Here are some thoughts that help me to love my enemies:
1. I do a weekly quiet time on holy days and weekly Sabbaths. Yesterday, on the Day of Atonement, I studied I Samuel 1. The Encyclopedia Judaica‘s article on Peninnah says the following about Elkanah’s wife Peninnah, who had lots of children and taunted Elkanah’s childless wife, Hannah:
“[Peninnah] was…ultimately punished. Two of her children died whenever Hannah gave birth; and she thus witnessed the death of eight of her ten children. The last two were spared solely as a result of Hannah’s intercession with the Almighty on her behalf (PR, ibid., 182a).
That’s horrible! Whenever Hanna had a child, two of Peninnah’s kids died. There are plenty of people I can’t stand, but I wouldn’t wish that on my worst enemy!

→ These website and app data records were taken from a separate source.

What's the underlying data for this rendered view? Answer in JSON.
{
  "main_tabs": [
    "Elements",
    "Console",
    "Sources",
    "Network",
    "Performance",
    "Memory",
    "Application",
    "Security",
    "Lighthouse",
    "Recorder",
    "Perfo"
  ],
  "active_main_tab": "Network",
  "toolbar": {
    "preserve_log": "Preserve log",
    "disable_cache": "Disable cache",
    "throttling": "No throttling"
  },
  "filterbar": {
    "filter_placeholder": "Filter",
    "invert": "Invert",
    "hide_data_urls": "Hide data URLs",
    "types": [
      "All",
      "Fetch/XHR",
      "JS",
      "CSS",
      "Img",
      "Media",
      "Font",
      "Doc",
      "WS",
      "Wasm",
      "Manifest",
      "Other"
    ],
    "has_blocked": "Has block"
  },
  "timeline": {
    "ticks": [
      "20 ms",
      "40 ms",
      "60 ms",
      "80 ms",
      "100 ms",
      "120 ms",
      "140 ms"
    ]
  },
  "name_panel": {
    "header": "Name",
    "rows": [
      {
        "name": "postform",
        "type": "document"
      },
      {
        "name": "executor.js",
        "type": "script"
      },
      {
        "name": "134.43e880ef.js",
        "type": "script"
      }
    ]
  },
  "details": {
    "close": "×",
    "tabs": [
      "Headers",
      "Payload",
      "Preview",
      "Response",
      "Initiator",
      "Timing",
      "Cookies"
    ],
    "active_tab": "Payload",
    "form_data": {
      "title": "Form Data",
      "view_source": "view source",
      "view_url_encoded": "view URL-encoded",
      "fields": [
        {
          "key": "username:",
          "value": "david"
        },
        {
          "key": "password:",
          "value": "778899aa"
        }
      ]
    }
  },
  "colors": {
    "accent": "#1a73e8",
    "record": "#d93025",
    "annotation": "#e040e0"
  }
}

Isn’t that what forgiveness is, in part? Freeing our enemies from punishment?
2. As I was fasting yesterday, some hateful thoughts entered my mind. I can be pretty mean when I’m hungry! But my hunger reminded me that I share something with the rest of humanity: I need to eat to survive. And the same is true of my enemies. That insight tended to make them more vulnerable and human in my eyes, so I didn’t hate them as much at that moment. But it also made me look more human. I often see myself as righteous, and my enemies as sub-human sinners. Not so! We’re all human beings, with the same needs.
I encountered the same idea this morning, when I read Sirach 8:4-7:
“Do not make fun of one who is ill-bred, or your ancestors may be insulted. Do not reproach one who is turning away from sin; remember that we all deserve punishment. Do not disdain one who is old, for some of us are also growing old. Do not rejoice over any one’s death; remember that we must all die.”
We’re all human! We sin, we grow old, and we die. So who are we to look down on someone else? We can hope that the other person chooses a better path, but we shouldn’t vaunt ourselves, as if we’re superior. All of us are vulnerable.